## WHAT THE TASK REQUIRES:
Please set down the entries below once more, exactly.

___ PROVIDED DATA

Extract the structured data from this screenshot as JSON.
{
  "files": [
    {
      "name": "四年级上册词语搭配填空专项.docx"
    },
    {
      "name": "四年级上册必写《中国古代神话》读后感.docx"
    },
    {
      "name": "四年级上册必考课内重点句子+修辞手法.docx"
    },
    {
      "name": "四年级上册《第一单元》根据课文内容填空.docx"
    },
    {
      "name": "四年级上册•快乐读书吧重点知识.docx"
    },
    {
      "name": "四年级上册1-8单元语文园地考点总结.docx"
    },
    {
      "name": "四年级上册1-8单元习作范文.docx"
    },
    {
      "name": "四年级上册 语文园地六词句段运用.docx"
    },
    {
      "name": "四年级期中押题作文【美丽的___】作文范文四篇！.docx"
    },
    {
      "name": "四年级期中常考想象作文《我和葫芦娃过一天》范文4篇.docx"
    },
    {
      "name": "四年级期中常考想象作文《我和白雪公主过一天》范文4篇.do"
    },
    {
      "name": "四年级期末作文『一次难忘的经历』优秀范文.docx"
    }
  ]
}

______

## EXERCISE OUTPUT:
Extract the structured data from this screenshot as JSON.
{
  "files": [
    {
      "name": "四年级上册词语搭配填空专项.docx"
    },
    {
      "name": "四年级上册必写《中国古代神话》读后感.docx"
    },
    {
      "name": "四年级上册必考课内重点句子+修辞手法.docx"
    },
    {
      "name": "四年级上册《第一单元》根据课文内容填空.docx"
    },
    {
      "name": "四年级上册•快乐读书吧重点知识.docx"
    },
    {
      "name": "四年级上册1-8单元语文园地考点总结.docx"
    },
    {
      "name": "四年级上册1-8单元习作范文.docx"
    },
    {
      "name": "四年级上册 语文园地六词句段运用.docx"
    },
    {
      "name": "四年级期中押题作文【美丽的___】作文范文四篇！.docx"
    },
    {
      "name": "四年级期中常考想象作文《我和葫芦娃过一天》范文4篇.docx"
    },
    {
      "name": "四年级期中常考想象作文《我和白雪公主过一天》范文4篇.do"
    },
    {
      "name": "四年级期末作文『一次难忘的经历』优秀范文.docx"
    }
  ]
}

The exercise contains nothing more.